The trouble is, younger brains are even more susceptible than those of older adults to serious and permanent damage as a result of such drinking.

By the way, that old idea that you have brain cells to spare–that we only use 10% of them and if some are wiped out by drinking it’s no great loss–that’s nonsense! As a neurologist.

Here’s a shortened link to the Washington Post article:

wapo.st/fOGuYO

If you don’t drink now, don’t start. If you do and you think you need help stopping, there is a solution. If you’re interested, let me know.

Be a Napster for Better Studying

Wednesday, February 24th, 2010

You ought to take a look at this article on the LifeHacker blog: “Naps Can Seriously Improve All-Day Learning.” Here’s an excerpt:

Taking a 90-minute nap the day of a test or presentation sounds like a ludicrous luxury. But a recent study on the brain’s ability to recall facts found that napping at noon could mean a lot more brain power at 6 p.m.

Here’s the link: bit.ly/aJ1lSM

Here’s a link to a similar recent article in Scientific American:

www.scientificamerican.com/podcast/episode.cfm?id=to-learn-better-sleep-on-it-10-02-24

and one in Medical New Today: www.medicalnewstoday.com/articles/180304.php

A Hard-Liner

Monday, December 7th, 2009

Dr. Steven Dutch

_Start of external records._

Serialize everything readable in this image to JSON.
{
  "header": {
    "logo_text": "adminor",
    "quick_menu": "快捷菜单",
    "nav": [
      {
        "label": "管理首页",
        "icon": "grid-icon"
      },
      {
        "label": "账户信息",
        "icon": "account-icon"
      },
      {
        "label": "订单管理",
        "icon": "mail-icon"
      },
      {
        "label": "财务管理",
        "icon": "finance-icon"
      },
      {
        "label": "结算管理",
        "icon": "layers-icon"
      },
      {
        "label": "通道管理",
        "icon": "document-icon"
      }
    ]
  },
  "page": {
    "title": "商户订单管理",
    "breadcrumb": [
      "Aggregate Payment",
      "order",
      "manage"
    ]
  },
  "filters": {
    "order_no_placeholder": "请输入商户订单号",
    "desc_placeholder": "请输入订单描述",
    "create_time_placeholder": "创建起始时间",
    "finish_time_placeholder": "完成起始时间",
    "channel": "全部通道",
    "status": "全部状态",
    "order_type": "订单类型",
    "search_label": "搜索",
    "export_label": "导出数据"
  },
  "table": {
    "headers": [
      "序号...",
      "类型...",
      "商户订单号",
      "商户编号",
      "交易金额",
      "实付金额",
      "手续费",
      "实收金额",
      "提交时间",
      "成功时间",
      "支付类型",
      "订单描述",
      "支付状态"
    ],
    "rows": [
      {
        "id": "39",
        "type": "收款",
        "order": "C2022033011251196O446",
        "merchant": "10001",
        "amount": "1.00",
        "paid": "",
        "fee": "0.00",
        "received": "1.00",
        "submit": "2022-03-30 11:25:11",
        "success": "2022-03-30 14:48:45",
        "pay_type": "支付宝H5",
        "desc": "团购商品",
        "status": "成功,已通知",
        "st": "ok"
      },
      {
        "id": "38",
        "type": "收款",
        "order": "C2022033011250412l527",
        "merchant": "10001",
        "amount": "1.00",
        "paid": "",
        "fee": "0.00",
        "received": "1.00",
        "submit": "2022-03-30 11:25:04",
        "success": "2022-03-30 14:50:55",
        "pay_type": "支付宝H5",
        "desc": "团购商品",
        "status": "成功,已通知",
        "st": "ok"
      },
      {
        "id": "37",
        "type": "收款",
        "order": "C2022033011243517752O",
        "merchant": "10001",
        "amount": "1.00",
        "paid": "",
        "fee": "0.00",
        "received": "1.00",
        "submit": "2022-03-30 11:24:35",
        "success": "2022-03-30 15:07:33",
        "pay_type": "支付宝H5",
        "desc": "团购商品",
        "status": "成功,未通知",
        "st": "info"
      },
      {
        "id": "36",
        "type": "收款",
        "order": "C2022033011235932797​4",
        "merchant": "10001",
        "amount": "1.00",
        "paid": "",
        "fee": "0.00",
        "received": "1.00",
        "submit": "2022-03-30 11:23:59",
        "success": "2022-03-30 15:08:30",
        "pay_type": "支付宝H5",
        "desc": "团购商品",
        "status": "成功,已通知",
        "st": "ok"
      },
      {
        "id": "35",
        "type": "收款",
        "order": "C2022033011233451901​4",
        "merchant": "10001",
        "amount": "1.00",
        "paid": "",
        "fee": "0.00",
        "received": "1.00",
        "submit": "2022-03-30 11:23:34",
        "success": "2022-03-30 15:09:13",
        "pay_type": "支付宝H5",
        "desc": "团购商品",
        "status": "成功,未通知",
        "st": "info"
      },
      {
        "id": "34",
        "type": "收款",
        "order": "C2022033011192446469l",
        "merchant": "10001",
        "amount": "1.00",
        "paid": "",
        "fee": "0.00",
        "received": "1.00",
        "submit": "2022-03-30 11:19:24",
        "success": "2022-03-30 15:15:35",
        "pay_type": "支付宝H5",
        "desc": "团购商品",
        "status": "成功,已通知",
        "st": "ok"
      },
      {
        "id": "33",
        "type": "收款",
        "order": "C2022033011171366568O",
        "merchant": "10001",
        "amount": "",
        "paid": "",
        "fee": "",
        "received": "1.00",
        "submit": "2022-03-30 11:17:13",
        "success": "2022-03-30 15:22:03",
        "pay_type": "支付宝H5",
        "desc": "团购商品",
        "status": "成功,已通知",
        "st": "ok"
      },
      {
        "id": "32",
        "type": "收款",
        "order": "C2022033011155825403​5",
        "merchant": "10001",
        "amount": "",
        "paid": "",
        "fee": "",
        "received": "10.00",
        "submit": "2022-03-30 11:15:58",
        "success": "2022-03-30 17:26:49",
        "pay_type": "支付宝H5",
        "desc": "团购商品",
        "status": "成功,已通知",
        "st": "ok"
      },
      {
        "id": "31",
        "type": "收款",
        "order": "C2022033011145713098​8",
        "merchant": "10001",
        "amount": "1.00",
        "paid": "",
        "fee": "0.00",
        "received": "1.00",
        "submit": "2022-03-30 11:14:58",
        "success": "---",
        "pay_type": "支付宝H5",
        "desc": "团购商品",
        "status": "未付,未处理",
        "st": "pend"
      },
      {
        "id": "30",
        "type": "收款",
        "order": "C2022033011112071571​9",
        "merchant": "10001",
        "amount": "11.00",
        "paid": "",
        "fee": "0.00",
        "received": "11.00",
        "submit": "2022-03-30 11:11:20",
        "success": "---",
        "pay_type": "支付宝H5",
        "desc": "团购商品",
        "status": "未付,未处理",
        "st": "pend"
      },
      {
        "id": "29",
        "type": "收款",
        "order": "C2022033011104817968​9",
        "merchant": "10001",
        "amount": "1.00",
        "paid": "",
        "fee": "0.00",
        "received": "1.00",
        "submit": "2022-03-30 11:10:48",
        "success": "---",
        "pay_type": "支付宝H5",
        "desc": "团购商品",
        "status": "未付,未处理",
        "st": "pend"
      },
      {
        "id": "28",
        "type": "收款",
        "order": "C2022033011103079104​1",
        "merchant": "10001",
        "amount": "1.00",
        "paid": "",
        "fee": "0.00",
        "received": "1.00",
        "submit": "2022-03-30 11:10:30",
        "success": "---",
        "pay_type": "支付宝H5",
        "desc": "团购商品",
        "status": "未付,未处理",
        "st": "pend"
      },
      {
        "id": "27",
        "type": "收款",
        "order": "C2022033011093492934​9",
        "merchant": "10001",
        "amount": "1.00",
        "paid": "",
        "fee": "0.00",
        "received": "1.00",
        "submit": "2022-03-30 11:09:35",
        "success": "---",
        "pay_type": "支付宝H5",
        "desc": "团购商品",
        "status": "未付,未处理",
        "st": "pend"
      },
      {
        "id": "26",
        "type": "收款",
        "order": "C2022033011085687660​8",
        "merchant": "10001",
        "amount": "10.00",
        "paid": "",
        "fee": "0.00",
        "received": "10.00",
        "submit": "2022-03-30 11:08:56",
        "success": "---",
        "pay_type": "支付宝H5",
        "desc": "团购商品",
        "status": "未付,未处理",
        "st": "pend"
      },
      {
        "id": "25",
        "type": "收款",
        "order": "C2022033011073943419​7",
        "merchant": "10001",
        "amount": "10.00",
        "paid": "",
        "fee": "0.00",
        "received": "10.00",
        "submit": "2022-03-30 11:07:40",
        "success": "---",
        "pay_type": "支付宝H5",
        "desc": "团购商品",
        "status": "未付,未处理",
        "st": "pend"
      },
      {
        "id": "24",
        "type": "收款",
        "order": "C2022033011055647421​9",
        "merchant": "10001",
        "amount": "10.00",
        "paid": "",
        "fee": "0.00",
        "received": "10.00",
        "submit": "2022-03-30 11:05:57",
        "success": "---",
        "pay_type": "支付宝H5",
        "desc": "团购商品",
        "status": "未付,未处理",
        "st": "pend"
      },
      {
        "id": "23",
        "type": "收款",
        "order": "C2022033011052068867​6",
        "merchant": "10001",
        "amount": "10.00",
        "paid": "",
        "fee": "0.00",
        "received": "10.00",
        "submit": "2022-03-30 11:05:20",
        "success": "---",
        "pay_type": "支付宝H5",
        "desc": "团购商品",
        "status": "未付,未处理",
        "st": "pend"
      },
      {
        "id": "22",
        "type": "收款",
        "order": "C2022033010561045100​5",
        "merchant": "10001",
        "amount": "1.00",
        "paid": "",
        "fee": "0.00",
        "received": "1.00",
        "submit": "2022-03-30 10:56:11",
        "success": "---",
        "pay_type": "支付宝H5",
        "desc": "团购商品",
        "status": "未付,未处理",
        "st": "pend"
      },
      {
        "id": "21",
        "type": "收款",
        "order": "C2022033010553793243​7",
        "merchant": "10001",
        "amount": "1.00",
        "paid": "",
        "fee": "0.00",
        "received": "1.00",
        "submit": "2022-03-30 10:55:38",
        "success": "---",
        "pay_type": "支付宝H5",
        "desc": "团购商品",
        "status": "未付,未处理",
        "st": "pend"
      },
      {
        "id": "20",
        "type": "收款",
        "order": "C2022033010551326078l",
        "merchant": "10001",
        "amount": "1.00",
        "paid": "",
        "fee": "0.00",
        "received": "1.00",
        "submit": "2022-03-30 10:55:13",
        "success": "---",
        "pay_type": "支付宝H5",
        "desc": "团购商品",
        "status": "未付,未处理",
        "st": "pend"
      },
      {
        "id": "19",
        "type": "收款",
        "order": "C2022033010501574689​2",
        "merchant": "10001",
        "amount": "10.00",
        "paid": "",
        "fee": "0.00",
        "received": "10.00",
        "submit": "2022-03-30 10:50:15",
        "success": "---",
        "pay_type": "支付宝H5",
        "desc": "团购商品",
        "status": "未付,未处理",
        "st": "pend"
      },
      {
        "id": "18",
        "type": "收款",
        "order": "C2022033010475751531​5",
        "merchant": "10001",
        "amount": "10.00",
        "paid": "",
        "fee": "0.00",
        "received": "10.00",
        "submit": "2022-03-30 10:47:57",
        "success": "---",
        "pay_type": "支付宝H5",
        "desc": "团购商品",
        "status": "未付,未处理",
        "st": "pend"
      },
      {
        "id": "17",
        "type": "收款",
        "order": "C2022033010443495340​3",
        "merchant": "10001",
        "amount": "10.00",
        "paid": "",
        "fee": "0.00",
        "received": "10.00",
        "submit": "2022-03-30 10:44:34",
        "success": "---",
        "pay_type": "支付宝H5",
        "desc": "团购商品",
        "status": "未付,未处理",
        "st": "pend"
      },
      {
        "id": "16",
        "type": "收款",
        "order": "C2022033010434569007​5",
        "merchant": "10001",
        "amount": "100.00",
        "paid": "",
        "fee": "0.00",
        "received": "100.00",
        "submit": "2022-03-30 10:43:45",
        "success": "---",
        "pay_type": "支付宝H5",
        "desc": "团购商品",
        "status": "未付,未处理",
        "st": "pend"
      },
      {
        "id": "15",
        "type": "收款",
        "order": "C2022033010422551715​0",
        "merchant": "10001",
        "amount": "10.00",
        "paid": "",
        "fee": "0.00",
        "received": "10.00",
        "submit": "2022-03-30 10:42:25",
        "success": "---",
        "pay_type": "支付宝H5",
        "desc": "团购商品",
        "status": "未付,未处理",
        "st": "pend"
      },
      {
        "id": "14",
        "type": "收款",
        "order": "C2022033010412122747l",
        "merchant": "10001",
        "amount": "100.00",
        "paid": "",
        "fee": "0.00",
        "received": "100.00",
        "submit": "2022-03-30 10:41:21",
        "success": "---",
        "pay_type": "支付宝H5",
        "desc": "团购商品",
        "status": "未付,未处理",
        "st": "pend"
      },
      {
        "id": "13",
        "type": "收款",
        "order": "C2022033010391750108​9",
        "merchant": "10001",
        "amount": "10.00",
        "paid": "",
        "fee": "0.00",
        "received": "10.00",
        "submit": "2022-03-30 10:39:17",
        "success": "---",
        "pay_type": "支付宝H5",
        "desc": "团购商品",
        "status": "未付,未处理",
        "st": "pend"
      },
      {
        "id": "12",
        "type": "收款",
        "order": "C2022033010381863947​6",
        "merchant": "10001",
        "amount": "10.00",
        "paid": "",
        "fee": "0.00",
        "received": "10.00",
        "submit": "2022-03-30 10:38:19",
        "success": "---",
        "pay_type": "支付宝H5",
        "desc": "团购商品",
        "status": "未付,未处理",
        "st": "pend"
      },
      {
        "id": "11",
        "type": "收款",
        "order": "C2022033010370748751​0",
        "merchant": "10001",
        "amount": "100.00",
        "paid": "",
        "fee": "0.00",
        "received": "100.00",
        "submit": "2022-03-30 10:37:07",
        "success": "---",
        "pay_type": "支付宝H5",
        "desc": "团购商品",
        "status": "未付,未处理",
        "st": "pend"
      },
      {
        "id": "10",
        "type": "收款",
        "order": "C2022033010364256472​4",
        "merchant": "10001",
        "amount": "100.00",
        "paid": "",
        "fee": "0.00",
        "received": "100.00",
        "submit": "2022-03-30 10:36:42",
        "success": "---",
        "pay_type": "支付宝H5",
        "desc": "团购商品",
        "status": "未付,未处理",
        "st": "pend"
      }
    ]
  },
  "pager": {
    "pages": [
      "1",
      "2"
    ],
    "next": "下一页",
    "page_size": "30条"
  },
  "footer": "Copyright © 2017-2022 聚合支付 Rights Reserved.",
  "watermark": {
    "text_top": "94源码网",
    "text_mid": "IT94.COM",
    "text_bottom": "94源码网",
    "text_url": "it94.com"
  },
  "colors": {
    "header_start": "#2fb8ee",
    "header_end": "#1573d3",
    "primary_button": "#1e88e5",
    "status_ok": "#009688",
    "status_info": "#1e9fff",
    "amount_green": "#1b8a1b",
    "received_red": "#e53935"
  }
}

Dr. Steven I. Dutch of the University of Wisconsin at Green Bay has had a long and full career as a professor of Earth and environmental science, as a member of the U.S. Army Reserve in Iraq and Bosnia, and as a working scientist with a long list of in-the-field research. Through all that, he has had a clearly-defined ethos of personal responsibility and effort. As a university professor, he urges this ethos on his students, and judges them accordingly. Though I have a few quibbles with his wording (especially his endorsement of the use of “customer” in higher education), I find his points of views to be both interesting and refreshing.

The following is from his web document, “Top Ten No Sympathy Lines.” (more…)